The World Chess Championship Match 1972 The chess match of the century has finally taken place and chess masters throughout the world have already agreed that some of the games are among the greatest that have ever been played.
Fischer vs. Spassky
Botvinnik v. Bronstein
The 1951 match for the World Chess Championship was exceptionally hard fought. Each player won 5 games and the remaining 14 games were drawn. The match ended in a 12-12 tie and, under the rules, the champion, Botvinnik, retained his title. A new appendix has been added to the end of this book with all the games converted to Algebraic notation and the concluded diagram for each game.
The World Chess Championship - 1951
An Analysis of the Fischer / Spassky Chess Match
An analysis of the 1972 World Championship Chess Match from both sides of the chessboard - a Russian and an American analysis.
Both Sides of the Chessboard
Report On the Chess Match of the Century
AT LAST- after cancellations, protests, demands, disappearances, apologies, reporter limitations, referee uncertaincies, chessboard glares, unsuitable chairs and disputes about lighting, noise, and player and audience distance were resolved-at last Bobby Fischer was in Iceland and ready to play. Jully 11, 1972, the Green Day, had arrived at last...
A Dynamic Chess Opening

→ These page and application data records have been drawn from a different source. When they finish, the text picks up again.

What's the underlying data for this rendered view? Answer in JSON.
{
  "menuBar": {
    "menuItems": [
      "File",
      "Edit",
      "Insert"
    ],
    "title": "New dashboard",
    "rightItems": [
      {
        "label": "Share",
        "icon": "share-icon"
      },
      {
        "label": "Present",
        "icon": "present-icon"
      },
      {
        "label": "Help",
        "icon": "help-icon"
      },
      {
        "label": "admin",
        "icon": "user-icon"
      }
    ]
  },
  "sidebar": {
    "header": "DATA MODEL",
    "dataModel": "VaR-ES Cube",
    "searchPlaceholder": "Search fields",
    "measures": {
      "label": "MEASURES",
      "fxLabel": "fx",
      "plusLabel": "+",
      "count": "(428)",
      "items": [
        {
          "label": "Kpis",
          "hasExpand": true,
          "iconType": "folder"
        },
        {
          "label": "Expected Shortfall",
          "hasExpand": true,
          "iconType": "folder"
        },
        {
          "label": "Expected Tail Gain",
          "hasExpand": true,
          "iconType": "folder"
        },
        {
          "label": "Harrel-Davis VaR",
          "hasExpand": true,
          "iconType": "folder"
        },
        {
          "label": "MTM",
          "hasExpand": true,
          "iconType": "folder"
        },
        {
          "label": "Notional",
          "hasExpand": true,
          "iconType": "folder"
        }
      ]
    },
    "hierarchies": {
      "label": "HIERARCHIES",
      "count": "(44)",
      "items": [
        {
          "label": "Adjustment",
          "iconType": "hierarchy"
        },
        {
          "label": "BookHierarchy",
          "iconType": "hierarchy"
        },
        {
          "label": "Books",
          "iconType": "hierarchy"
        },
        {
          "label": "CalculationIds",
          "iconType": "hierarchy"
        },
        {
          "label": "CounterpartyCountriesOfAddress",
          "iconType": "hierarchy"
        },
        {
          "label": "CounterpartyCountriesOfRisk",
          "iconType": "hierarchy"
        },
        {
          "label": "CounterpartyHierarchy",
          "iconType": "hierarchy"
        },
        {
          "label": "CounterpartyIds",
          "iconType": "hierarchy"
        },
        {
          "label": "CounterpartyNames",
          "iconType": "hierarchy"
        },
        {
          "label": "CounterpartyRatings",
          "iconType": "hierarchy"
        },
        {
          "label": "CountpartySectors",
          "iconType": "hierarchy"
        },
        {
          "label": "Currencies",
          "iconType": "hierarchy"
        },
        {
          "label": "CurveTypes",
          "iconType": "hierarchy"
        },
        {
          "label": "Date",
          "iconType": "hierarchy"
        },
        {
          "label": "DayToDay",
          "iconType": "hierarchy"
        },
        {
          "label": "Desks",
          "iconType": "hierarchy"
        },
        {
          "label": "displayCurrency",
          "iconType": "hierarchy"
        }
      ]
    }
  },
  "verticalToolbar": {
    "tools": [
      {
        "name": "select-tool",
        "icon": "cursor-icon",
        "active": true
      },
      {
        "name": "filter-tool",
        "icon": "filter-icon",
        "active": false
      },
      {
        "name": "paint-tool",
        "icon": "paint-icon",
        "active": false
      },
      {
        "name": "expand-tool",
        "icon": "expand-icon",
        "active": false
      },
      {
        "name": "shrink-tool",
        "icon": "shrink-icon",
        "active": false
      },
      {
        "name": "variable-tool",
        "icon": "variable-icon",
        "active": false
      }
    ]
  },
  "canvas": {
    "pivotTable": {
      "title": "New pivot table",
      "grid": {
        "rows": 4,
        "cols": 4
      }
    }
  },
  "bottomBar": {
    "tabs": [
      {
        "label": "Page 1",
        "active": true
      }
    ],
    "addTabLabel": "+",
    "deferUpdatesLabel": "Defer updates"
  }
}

The French Defense is all the rage these days, and there are plenty of books examining the opening from Black's point of view. This book is a reaction from the other side.
French Winawer Poisoned Pawn